Crusaders remain homeless
August 9, 2011
Crusaders' fans will have to rack up the air miles again in the forthcoming Super Rugby season © Getty Images
The Crusaders look set to be on the road again in 2012 after the Christchurch City Council recommended that part of the AMI Stadium should be demolished.
The news comes in the aftermath of February's catastrophic earthquake in Christchurch. The stadium was due to host seven games during the forthcoming World Cup but the organisers had to re-think their plans following the disaster. And now the Council has recommended that the Hadley Stand should be demolished and work needs to be done to 're-level' the Tui Stand.
Both stands have dropped by 300-400mm following the earthquake with further damage done to the infrastructure of the Paul Kelly stand and the Deans Stand. While the council are looking into possible ways to re-address the balance within the stadium, councillor Sue Wells said that the level of repair needed was on a scale never undertaken in New Zealand.
"Engineers are working now to determine the best method of repair and to establish the costs involved," she said. "In the meantime the Council is still working with the Canterbury Rugby Football Union on finding an alternative home for rugby in Christchurch.

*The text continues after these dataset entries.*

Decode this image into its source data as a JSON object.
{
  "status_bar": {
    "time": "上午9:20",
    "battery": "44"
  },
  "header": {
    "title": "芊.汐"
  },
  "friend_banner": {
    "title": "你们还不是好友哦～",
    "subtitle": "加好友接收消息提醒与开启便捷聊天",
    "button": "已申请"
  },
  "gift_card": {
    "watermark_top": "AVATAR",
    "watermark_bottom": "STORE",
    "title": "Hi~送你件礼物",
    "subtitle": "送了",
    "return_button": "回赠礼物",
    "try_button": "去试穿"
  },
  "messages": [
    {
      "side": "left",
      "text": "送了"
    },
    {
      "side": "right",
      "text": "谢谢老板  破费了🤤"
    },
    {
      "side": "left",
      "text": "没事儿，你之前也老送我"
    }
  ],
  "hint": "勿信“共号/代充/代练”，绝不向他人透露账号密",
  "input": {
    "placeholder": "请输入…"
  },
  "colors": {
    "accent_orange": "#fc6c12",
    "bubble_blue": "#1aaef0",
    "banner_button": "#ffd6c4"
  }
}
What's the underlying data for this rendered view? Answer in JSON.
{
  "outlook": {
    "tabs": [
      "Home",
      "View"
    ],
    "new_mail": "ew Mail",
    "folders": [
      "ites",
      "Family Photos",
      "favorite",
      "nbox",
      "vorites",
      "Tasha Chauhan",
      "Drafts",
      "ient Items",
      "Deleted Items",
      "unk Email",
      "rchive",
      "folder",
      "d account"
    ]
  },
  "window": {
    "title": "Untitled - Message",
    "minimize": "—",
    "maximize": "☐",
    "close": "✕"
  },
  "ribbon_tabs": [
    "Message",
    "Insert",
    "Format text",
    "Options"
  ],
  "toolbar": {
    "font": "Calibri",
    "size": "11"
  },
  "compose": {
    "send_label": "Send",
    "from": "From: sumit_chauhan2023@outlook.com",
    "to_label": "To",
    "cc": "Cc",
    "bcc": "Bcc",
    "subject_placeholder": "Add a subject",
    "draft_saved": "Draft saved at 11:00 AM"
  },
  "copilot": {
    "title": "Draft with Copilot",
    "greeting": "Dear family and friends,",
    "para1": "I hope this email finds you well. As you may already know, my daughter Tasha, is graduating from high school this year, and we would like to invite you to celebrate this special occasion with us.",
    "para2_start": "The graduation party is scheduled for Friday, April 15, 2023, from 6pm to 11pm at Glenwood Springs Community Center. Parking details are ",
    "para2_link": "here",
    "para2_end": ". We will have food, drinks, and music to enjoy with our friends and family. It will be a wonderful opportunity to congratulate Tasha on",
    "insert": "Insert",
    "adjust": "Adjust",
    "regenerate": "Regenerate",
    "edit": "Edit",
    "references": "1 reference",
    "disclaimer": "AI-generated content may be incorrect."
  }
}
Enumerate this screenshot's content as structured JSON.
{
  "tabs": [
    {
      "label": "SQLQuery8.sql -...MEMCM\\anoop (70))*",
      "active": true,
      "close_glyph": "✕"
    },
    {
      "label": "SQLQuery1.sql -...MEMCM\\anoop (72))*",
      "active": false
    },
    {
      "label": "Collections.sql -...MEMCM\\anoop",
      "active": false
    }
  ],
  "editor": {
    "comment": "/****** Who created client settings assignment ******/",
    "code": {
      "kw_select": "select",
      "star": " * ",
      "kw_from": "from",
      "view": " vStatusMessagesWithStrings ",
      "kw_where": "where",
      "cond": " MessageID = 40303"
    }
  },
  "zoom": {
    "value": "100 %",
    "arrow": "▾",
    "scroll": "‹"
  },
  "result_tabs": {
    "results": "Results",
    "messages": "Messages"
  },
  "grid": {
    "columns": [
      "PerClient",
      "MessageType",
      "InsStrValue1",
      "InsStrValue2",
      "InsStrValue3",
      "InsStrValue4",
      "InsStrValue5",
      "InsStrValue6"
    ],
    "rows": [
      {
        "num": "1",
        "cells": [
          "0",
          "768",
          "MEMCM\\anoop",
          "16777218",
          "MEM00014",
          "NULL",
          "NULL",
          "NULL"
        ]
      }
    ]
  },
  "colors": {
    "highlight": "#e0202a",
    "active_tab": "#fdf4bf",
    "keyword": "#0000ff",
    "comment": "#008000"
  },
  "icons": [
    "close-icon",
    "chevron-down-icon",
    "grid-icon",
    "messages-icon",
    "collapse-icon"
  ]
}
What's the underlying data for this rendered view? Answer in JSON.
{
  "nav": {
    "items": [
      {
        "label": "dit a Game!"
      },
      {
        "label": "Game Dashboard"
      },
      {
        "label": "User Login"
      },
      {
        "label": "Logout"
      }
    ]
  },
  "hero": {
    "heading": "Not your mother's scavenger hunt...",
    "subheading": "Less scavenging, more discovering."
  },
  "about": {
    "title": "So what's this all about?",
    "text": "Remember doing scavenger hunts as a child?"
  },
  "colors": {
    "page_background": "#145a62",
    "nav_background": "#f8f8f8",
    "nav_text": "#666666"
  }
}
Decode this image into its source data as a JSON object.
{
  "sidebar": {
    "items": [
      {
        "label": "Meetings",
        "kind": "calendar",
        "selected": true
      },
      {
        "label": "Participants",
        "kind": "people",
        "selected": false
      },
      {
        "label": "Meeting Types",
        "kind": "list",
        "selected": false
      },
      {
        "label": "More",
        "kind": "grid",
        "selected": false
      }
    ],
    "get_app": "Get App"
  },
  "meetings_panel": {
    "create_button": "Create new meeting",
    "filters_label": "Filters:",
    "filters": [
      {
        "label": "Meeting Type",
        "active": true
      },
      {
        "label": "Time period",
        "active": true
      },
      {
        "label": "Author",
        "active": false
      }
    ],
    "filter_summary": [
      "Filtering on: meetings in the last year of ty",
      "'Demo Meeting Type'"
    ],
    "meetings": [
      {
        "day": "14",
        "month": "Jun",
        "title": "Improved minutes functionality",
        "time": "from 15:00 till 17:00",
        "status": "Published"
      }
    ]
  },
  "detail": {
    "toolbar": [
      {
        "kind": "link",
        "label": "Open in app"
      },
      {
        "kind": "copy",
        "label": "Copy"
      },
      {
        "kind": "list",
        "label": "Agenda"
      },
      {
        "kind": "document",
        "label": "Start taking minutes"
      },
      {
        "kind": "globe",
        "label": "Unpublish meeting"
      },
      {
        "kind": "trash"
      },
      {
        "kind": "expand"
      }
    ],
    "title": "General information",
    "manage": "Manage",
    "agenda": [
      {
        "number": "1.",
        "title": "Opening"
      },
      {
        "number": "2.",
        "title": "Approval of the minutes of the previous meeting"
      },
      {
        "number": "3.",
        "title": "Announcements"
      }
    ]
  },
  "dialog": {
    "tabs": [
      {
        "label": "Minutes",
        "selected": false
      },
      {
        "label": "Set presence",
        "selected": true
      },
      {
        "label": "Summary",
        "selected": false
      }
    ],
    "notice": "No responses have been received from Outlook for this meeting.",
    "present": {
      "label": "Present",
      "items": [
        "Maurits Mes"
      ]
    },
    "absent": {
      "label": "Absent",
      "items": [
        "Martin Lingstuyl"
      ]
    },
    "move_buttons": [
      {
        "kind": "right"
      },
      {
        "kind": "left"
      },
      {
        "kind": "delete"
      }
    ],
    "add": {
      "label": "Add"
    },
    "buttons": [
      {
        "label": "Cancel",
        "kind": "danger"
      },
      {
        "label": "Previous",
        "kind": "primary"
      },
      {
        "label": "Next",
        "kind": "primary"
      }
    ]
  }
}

At this stage we can confirm that the stadium will not be available for the 2012 season and we will continue working with everyone involved."
The Crusaders were in nomadic form this year playing all of their home games away from their Christchuch base. As well as playing in nearby Nelson and Timaru they also took the franchise to Napier, Wellington and to London. Despite racking up nearly 100,000km in travel - the Crusaders nearly completed a remarkable season winning the 2011 Super Rugby final but were eventually undone by the Reds.
© ESPN Sports Media Ltd.
Huw Richards assesses where Wales are after a mixed Six Nations, with front row seats still very much available for the World Cup
John Mitchell lapped up the action on 'Sensational Saturday' - but warns not to expect a repeat come Rugby World Cup time later this year
Craig Dowd warns England, Ireland and Wales they should play to their strengths rather than those of the All Blacks and the Wallabies
Tom Hamilton runs the rule over just where the six countries stand ahead of the global gathering in September